Posted by Mark Mulligan on October 19, 2009
As I referenced at the end of my previous post, Spotify – the European streaming music service – has struck a deal with
Although the business model and value proposition are very different in many respects (thus suggesting risk of direct competition is low), there are also many similarities. Both offer unlimited music free to the end consumer, and now both are mobile. The distinctions between streaming and downloading is becoming increasingly irrelevant to end users (though rights bodies will continue to obsess about the distinction). The differences the consumer feels are of course what matters. Given that CWM and Spotify have comparable catalogue, the key differences between fully subsidized mobile offerings will be:

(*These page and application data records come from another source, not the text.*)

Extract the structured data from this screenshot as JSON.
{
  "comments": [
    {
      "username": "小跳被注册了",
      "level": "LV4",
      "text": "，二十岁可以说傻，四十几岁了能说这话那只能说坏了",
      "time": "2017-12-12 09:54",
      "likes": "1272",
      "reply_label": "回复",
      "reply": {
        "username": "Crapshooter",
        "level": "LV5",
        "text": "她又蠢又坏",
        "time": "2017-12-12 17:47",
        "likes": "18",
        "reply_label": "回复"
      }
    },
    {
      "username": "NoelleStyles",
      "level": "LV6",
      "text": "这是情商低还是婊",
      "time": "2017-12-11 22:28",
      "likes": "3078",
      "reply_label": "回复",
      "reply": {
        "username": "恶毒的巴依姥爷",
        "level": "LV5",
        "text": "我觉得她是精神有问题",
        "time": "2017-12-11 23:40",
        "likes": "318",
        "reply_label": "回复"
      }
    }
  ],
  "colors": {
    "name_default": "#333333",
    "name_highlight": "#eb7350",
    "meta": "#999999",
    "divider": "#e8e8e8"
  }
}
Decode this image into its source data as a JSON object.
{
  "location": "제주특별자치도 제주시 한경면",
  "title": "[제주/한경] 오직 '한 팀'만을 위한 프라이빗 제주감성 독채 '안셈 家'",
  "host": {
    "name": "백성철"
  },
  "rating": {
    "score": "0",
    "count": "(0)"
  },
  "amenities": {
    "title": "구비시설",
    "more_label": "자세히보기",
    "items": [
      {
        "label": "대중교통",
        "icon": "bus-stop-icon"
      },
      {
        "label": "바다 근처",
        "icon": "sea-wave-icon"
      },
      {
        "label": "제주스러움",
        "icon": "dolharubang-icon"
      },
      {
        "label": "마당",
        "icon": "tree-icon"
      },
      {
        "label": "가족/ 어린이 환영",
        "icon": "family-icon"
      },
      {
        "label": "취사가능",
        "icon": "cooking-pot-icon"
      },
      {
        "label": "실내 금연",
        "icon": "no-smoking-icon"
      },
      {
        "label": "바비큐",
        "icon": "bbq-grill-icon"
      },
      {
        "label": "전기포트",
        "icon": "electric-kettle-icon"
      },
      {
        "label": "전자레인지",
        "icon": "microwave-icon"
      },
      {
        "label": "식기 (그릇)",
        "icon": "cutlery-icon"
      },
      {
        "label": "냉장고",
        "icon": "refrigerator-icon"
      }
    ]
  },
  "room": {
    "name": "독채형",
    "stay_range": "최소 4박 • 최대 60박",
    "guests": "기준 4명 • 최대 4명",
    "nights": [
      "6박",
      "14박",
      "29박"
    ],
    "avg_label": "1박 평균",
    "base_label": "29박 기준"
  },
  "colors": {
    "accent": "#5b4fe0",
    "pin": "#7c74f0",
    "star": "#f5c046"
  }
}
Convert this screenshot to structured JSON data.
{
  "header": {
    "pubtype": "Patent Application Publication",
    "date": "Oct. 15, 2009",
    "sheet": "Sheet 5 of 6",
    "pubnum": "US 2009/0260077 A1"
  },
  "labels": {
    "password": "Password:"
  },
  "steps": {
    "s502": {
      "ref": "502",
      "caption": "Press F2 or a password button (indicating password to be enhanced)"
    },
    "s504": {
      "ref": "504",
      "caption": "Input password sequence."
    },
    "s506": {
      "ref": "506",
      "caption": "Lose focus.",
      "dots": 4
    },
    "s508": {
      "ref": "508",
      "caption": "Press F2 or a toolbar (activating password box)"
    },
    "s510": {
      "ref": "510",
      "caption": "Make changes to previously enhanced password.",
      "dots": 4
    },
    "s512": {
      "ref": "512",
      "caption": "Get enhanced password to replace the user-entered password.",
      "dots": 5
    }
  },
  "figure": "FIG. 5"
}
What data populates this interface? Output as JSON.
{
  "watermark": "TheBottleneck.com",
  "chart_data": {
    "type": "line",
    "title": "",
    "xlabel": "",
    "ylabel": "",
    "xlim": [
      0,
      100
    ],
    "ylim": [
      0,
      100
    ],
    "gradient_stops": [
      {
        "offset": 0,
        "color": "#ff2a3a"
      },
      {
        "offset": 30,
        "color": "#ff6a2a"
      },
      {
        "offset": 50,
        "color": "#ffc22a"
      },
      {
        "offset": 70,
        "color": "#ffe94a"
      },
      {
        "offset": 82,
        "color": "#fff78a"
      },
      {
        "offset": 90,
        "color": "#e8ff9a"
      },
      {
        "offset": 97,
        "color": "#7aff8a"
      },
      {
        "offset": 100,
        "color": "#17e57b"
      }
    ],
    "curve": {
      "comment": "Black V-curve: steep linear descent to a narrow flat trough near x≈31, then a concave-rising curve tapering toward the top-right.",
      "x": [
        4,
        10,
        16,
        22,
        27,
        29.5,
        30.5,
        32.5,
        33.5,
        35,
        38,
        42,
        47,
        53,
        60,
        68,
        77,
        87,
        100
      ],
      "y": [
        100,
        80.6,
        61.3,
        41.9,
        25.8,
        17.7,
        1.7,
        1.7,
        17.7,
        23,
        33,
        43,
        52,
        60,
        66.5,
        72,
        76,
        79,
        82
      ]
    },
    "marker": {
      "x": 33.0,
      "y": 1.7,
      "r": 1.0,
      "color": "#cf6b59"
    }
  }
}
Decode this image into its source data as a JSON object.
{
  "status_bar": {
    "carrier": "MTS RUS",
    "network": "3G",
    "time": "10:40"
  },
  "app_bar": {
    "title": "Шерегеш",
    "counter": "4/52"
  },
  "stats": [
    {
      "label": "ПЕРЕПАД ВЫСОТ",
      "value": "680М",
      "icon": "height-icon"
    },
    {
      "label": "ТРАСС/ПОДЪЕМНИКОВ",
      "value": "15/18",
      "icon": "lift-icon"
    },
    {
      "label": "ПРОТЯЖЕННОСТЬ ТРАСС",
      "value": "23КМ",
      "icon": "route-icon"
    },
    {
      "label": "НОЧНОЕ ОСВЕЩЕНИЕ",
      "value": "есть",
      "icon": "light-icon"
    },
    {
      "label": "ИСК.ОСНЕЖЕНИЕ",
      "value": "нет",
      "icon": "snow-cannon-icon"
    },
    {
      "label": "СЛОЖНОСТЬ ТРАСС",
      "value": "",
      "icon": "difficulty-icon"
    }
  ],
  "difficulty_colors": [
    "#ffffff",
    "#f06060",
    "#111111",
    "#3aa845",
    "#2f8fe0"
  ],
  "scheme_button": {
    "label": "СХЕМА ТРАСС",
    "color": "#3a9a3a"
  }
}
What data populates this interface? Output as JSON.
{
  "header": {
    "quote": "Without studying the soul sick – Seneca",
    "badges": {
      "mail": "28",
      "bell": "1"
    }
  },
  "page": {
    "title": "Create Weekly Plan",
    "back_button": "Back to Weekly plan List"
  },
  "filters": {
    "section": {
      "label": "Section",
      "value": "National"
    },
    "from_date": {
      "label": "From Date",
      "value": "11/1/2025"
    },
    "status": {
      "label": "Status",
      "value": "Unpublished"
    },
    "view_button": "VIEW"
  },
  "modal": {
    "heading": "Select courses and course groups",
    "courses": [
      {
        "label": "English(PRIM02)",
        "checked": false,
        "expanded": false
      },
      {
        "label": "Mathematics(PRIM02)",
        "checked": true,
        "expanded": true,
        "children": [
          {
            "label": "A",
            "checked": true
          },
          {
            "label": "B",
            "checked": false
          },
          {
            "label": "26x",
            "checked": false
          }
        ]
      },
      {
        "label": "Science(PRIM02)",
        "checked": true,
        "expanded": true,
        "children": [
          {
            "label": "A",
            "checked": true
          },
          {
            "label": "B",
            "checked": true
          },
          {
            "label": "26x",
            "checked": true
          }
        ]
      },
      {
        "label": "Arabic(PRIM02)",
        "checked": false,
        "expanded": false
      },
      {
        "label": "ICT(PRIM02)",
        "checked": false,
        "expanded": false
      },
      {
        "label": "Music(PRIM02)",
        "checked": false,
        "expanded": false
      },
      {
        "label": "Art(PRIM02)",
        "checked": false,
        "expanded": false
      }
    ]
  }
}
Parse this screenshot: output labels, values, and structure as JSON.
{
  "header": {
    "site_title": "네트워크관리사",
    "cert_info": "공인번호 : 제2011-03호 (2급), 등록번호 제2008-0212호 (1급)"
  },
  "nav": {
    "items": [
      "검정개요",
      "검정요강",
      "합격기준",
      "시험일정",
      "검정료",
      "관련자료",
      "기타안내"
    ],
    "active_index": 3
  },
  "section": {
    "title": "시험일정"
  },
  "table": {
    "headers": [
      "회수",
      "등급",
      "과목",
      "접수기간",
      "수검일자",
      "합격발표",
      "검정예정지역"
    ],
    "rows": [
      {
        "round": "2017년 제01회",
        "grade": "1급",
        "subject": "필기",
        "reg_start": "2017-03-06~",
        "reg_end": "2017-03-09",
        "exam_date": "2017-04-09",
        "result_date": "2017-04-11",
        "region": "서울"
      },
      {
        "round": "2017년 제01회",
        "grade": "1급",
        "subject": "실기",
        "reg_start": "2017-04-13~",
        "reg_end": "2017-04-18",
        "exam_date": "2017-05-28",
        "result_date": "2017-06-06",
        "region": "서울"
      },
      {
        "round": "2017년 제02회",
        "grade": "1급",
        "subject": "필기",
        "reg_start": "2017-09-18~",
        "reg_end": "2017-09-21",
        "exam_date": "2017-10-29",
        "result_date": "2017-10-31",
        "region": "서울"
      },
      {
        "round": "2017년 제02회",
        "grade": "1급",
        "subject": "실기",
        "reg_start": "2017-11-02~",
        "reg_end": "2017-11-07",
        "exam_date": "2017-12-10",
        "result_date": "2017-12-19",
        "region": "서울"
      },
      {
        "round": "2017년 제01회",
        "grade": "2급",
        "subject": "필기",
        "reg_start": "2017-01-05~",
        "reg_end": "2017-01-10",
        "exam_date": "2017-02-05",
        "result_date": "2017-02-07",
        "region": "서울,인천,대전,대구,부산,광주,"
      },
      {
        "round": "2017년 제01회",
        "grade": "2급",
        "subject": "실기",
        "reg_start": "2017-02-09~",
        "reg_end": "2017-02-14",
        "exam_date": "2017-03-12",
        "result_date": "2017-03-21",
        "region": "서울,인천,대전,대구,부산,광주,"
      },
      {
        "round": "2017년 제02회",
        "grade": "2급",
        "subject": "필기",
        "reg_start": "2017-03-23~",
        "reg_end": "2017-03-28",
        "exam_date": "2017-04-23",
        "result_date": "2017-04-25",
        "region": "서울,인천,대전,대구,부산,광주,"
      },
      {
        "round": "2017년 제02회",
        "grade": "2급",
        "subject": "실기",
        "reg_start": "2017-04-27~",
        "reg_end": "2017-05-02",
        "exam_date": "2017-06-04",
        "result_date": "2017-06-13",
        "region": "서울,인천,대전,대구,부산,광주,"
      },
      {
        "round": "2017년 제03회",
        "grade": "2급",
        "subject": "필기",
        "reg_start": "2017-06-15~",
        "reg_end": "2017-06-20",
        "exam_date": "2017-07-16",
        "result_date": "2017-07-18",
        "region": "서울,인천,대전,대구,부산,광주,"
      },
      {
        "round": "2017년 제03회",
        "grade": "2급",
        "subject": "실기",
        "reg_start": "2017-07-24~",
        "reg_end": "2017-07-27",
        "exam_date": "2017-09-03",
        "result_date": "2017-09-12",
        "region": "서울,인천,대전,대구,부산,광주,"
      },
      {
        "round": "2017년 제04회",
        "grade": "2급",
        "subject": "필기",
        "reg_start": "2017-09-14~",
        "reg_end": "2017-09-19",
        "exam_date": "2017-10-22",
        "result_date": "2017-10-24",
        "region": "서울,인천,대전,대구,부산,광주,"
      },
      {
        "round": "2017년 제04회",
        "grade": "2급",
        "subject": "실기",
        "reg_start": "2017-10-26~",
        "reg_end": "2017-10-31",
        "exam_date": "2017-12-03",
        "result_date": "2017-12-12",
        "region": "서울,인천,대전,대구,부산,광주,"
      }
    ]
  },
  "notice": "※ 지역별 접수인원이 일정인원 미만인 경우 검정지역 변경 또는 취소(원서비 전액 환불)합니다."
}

- Ownership of the music
- Amount of music you can play ‘offline’
- The device / service experience
The latter is what will really count. Ultimately what people want from a mobile music experience is something that works well as an extension of their device (compared to a PC centred experience where demands and expectations are higher). In effect mobile music services have to work well as a feature of the handset. So Spotify and CWM both need to achieve deep handset and operator integration (e.g. permanent home screen buttons etc.) to make the experience feel like an integral feature of the phone experience. If either achieve that, and create a compelling business case for operators, they’ll stand a good chance of success with multiple partners, by being a feature rather than a service.